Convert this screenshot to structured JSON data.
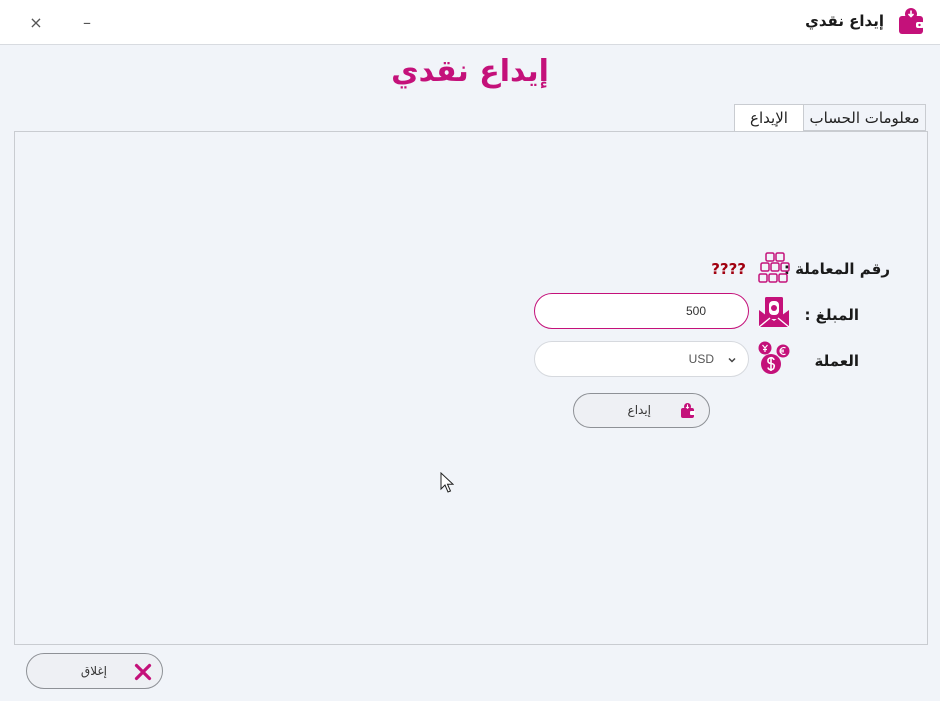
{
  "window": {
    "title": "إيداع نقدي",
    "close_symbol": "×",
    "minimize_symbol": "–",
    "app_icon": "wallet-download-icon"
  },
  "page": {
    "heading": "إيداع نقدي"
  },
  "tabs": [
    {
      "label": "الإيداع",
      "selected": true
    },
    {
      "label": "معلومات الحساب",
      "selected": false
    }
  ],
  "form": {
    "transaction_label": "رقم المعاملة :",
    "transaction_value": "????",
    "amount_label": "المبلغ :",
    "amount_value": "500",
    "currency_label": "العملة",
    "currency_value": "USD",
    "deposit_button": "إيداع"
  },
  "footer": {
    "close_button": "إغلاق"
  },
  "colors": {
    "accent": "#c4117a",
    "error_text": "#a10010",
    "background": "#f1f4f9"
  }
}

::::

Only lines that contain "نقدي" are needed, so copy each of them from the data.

REPLY TO THE EXERCISE:
    "title": "إيداع نقدي",
    "heading": "إيداع نقدي"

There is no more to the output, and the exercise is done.